EW: Why did you write this as a series?
EAS: I love to read long, complex stories with many characters whose motivations and personalities drive multiple plots. Because that’s what I like to read, I wanted to explore the long-arc story form—similar to what David Chase or Joss Whedon have done in superior television stories.
And I didn’t want to write serials, like murder mysteries with a recurring main character. In those kinds of serials, the detective (or other main character) reappears from book to book, but the focus of the story in each book isn’t the development of that character. I want a very long story, where you can live with the characters inside the books.
EW: Do you like staging fights and battles, especially medieval ones? How did you fall in love with the fights of the Middle Ages?
EAS: I stage only in the solitary privacy of my work room. I have a personal romance with fighting, but I don’t practice either hand-to-hand combat or siege engineering with trebuchets.
My introduction to the Middle Ages, beyond Ivanhoe and King Arthur in junior high, was the Royal Shakespeare Company production of the King plays, which were broadcast repeatedly on the PBS station in Portland. Robert Hardy played Prince Hall, and Sean Connery was Hotspur (before he was James Bond). Hence, I love sword fights!

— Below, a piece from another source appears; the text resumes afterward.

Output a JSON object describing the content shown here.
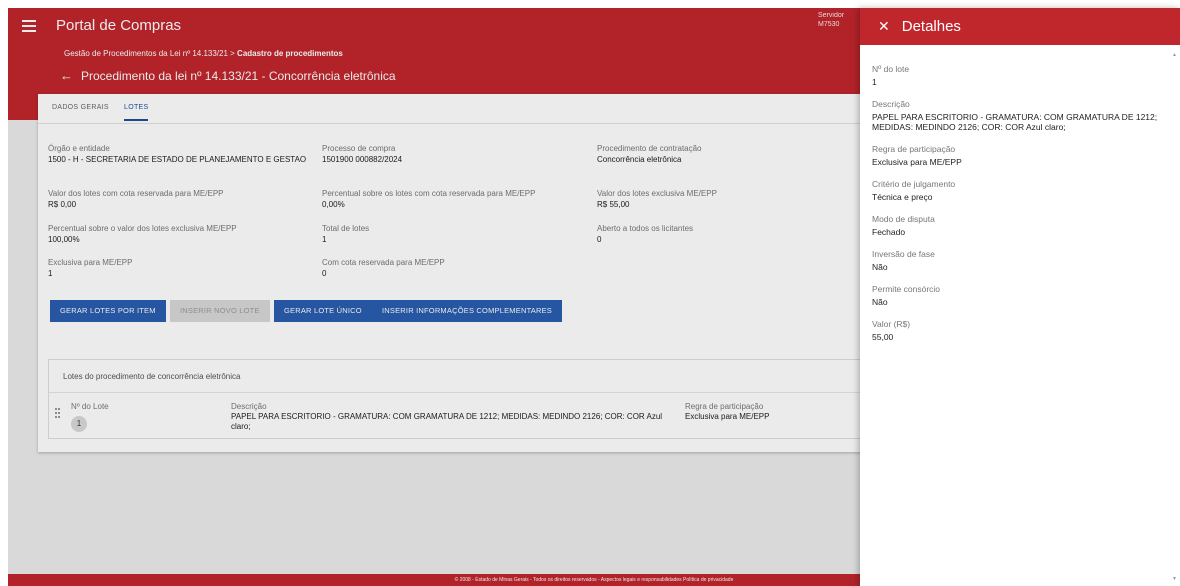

Then I went to school in Ashland, at the time when the fight directors at the Shakespeare Festival first began working on authenticity, similar to how Todd Barton worked on authentic Early Music. Later, I indulged deeply in Taiwan/Hong Kong fight movies, the kind Jackie Chan made when he was a teenager.
In the early 13th century, hand-to-hand fighting with swords in Europe hadn’t progressed to “Three Musketeers” rapiers. Knights were just beginning to move beyond bludgeoning with huge iron swords. Tech-transfer—that is, secrets from Arabic cultures—of better steel manufacture had just begun to filter into Europe. The science of siege was advancing, based on what crusaders learned in the Outremer. Huge siege engines—trebuchets and similar engines—were just being introduced at the time of the Languedoc crusade.
For this book, I took advantage of all that early exposure plus great work from historians of weaponry, armor, and battle deployment, especially the works of Ewart Oakshott, David Nicolle, Jason Vail, Matthew Ballent.
And who doesn’t like to see a trebuchet launching pumpkins and pianos?
EW: What’s next?
EAS: Book 2, Trebuchets in the Garden, is out now. I advanced the publication date by ten days because readers of Book 1 insisted online that they had an urgent need to know what happens next. Book 3, Crux Lunata, switches focus to Al-Andalus and the Reconquista battles of 1212. And Book 4, Song of Valeros, coming in 2016, brings the Accidental Heretics home again.
My personal goal, as Machiavellian as it sounds:
keep people up at night, turning pages, needing to find out what happens next.
Publication Details: www.jugumpress.com
Bone-mend and Salt: Book 1
ISBN: 978-1-939423-02-3 (print)
ASIN B00BBXFORY (Kindle)
Trebuchets in the Garden: Book 2
ISBN: 978-1-939423-03-0 (print)
ASIN: B00CIVJRLC (Kindle)
Crux Lunata: Book 3
ISBN: 978-1-939423-17-7 (print)
ASIN: B017CCI10E (Kindle)